The image of Paul the pure charismatic who kept receiving late words from God on a daily basis as to what he should do, takes a hit on pp. 1350-51. As Tom says, Luke does not portray Paul as receiving supernatural guidance. Indeed, he shows Paul sometimes feeling his way along, and making mistakes on discerning where he should go next and evangelize. “Many of Paul’s decisions about where to go next and when to move on, seem to have been taken on what we might think of as purely pragmatic or common-sense grounds, not least when he was being physically threatened or attacked and deemed it prudent to leave town in a hurry.”(p. 1350). In other words, God would use circumstances and providence, and the occasional revelation to nudge Paul along in the right direction. Tom is also right to stress that unlike pagan religion, Paul does not depend on either auguries or lot casting or consultations of oracles for guidance, but he certainly relies on detailed study of the Scriptures, something that distinguishes the Judaeo-Christian tradition from pagan religion.

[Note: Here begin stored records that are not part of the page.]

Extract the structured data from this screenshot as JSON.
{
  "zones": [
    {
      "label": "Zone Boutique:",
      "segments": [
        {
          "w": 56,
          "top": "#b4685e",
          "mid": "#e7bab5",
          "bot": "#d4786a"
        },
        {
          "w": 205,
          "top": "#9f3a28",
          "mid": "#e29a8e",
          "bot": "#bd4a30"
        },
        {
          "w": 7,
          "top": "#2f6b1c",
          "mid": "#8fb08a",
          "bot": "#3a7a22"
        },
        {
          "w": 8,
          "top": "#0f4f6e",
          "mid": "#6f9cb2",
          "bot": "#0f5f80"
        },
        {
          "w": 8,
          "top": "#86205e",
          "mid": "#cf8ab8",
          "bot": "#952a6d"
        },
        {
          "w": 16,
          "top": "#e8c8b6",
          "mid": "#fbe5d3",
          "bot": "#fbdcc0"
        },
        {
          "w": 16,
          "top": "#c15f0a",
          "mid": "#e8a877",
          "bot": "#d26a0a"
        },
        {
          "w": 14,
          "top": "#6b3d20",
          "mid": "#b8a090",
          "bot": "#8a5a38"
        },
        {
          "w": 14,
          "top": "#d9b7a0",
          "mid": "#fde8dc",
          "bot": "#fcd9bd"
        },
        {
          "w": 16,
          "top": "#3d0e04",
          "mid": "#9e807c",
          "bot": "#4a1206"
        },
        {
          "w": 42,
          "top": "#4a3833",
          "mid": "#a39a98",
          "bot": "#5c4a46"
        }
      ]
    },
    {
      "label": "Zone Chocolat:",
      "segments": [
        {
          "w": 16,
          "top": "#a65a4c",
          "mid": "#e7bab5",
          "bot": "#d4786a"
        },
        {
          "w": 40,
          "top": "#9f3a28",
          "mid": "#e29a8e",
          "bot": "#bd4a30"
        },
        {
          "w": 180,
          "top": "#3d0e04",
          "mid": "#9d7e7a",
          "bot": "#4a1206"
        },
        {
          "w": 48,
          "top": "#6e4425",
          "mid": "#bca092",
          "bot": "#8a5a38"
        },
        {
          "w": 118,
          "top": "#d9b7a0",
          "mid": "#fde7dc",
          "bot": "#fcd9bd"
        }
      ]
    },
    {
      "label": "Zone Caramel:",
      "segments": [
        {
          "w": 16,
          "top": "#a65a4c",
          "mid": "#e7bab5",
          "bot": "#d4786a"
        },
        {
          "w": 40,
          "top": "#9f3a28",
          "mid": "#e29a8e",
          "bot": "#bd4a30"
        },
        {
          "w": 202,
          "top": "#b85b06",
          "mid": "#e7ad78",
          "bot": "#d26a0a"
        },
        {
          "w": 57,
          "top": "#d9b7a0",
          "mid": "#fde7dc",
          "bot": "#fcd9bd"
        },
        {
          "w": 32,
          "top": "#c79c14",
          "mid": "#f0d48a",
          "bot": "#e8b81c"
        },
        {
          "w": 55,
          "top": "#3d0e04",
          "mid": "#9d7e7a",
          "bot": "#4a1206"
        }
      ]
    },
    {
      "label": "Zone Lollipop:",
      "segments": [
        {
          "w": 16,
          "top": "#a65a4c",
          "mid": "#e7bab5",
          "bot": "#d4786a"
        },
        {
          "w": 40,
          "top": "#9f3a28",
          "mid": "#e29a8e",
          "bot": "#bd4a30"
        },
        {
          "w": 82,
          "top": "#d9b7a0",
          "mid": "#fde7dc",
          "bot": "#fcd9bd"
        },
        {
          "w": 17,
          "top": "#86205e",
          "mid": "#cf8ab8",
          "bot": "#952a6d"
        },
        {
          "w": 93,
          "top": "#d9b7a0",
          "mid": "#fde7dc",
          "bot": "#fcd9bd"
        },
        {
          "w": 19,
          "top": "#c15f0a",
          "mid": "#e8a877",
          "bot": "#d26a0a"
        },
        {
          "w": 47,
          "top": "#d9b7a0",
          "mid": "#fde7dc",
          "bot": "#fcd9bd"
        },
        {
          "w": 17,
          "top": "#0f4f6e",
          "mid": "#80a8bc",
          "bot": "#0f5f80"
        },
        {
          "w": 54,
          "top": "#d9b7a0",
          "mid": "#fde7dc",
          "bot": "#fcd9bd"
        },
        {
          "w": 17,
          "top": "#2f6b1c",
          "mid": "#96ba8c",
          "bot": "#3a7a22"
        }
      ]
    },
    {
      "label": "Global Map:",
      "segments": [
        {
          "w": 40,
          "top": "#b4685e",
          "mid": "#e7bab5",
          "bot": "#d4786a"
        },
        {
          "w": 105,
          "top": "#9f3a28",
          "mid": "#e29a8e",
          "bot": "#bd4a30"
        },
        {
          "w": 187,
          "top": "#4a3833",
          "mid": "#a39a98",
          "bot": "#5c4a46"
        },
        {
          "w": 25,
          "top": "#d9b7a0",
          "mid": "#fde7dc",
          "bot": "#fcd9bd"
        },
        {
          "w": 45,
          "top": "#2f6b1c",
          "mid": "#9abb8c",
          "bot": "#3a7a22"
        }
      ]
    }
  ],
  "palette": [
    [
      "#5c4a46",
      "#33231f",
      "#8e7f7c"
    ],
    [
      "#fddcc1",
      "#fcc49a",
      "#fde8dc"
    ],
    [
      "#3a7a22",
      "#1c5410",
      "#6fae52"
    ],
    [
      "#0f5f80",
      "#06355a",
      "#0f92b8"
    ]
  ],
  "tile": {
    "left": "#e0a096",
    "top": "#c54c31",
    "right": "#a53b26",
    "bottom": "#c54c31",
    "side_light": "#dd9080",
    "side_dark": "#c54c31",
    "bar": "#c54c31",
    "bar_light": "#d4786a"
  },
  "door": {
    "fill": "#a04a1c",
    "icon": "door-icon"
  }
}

In short, we must talk about both similarities and differences between pagan and Christian ritual and religion, and one thing that distinguished Christian religion from both Jewish and pagan religion was no animal sacrifices. None. Which in turn meant no need for a class of priests, or for that matter a series of temples either. It was in meals, and prayers, and language about the deity, and in the function of the gatherings for worship and unifying the community that there were similarities to both Judaism and pagan religion.
Tom’s summary statement on p. 1353 bears repeating: “‘religio’ in this sense stands in relation to ‘theology’ somewhat as the steering wheel of the car stands in relation to the map. They are not the same thing and cannot be collapsed into one another. But they need each other. Without religio theology might remain an abstract exercise.” Paul is not undertaking the task to announce the death of all ‘religion’, or to announce that Christianity is a superior religion. Rather he is announcing God’s new actions in Christ, and so a sort of unique eschatological religion which can’t really be compared with other religions in its essence. A religion without actual priests, actual sacrifices, and actual temples is rather incomparable. But would it have been seen as more like philosophy? That is part of what the next chapter is about in Tom’s book.